To summarize, the tariffs are going to have a limited effect on 3PL tech companies.China’s position as the number one supplier of rubber to the United States might change, through the imposed tariffs on common trade products. This also extends to other products such as steel and lumber. This has pushed people to rapidly attempt to move their products from China to the United States in an attempt to escape the second-phase tariff increase. Although the trade war has imposed these tariffs, upwards of 25%, transportation companies are likely to not be meaningfully affected. As well as, port volume is not expected to change. 3PL companies are expected to continue growing, even under increasingly competitive conditions. China’s GDP is expected to be affected more by the trade war than the United States’ GDP. Manufacturers are also starting to find workarounds the tariffs. Some manufacturers, like nLight, are dividing up their production facilities to focus on selling locally. Larger manufacturers, like Intel, are fracturing their production process further to completely evade the tariffs made on their tech products.
Update⼁On November, 30 Donald Trump, President of the United States, and Xi Jinping, President of the People’s Republic of China, sat down and began discussing a temporary “cease-fire.” During a dinner at the G20 meeting in Buenos Aires, Argentina the world leaders struck a compromise. The United States will not go through with the planned tariff increases on $200 billion of Chinese goods. Instead, there will be a 90-day negotiation period. Additionally, if both countries cannot agree on terms by the end of this 90-day period then the US will enact the originally planned 25% tariffs.
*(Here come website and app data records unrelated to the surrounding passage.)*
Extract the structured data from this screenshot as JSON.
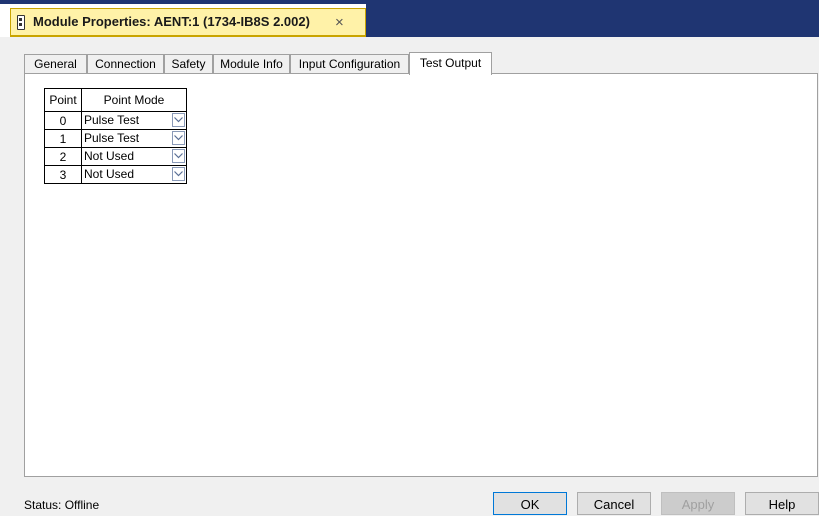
{
  "window": {
    "title": "Module Properties: AENT:1 (1734-IB8S 2.002)",
    "close_glyph": "×",
    "icon": "module-icon"
  },
  "tabs": [
    {
      "label": "General",
      "active": false
    },
    {
      "label": "Connection",
      "active": false
    },
    {
      "label": "Safety",
      "active": false
    },
    {
      "label": "Module Info",
      "active": false
    },
    {
      "label": "Input Configuration",
      "active": false
    },
    {
      "label": "Test Output",
      "active": true
    }
  ],
  "grid": {
    "headers": {
      "point": "Point",
      "mode": "Point Mode"
    },
    "rows": [
      {
        "point": "0",
        "mode": "Pulse Test"
      },
      {
        "point": "1",
        "mode": "Pulse Test"
      },
      {
        "point": "2",
        "mode": "Not Used"
      },
      {
        "point": "3",
        "mode": "Not Used"
      }
    ]
  },
  "status": {
    "text": "Status:  Offline"
  },
  "buttons": {
    "ok": "OK",
    "cancel": "Cancel",
    "apply": "Apply",
    "help": "Help"
  },
  "colors": {
    "titlebar": "#1f3572",
    "doc_tab": "#fff2a8",
    "doc_tab_border": "#c9a400",
    "default_button_border": "#0078d7"
  }
}
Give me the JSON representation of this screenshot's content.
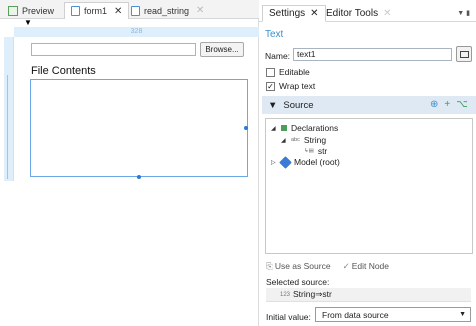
{
  "left_tabs": [
    {
      "label": "Preview"
    },
    {
      "label": "form1",
      "close": "✕"
    },
    {
      "label": "read_string",
      "close": "✕"
    }
  ],
  "ruler": {
    "width_label": "328"
  },
  "form": {
    "browse_label": "Browse...",
    "file_contents_label": "File Contents"
  },
  "right_tabs": [
    {
      "label": "Settings",
      "close": "✕"
    },
    {
      "label": "Editor Tools",
      "close": "✕"
    }
  ],
  "settings": {
    "section_title": "Text",
    "name_label": "Name:",
    "name_value": "text1",
    "editable_label": "Editable",
    "editable_checked": false,
    "wrap_label": "Wrap text",
    "wrap_checked": true
  },
  "source": {
    "title": "Source",
    "tree": {
      "declarations": "Declarations",
      "string": "String",
      "str": "str",
      "model": "Model (root)",
      "string_prefix": "abc"
    },
    "use_as_source": "Use as Source",
    "edit_node": "Edit Node",
    "selected_label": "Selected source:",
    "selected_value": "String⇒str",
    "selected_prefix": "123",
    "initial_label": "Initial value:",
    "initial_value": "From data source"
  },
  "colors": {
    "accent": "#3a8fd0",
    "source_header_bg": "#dfe9f4",
    "ruler_bg": "#dfeefb"
  }
}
Even though a tenuous agreement has been reached, the US and China both have different things to say about the same subject. Press Secretary Sarah Huckabee Sanders and Chinese Foreign Minister Wang Yi have both spoken at length about the truce. Their statements, however, further illustrate the differing views. Although the US announced a 90-day deadline, Chinese officials have not mentioned a deadline. China has stated that both leaders will visit the other country at specific times, but the United States has not released any information related to this. Furthermore, both sides released more statements that were not commented on by the opposing party. The statements made can be summarized as follows: The US uses a pinpoint, specific approach and China uses broader strokes.